Segment Start: Material for the task

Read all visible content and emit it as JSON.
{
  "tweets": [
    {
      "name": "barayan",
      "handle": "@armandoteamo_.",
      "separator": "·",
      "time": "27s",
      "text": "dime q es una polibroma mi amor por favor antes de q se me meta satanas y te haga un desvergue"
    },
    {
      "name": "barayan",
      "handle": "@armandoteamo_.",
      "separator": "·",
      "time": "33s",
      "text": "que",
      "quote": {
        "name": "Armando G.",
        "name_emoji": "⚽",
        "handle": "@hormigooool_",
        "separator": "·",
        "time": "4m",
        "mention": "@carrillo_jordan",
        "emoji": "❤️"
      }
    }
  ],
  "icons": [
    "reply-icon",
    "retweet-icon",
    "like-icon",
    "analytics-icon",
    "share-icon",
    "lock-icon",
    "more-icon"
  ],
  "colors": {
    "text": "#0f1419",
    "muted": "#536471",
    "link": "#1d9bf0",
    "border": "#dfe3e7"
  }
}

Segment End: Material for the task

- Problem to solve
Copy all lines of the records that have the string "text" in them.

- Exercise output
      "text": "dime q es una polibroma mi amor por favor antes de q se me meta satanas y te haga un desvergue"
      "text": "que",
    "text": "#0f1419",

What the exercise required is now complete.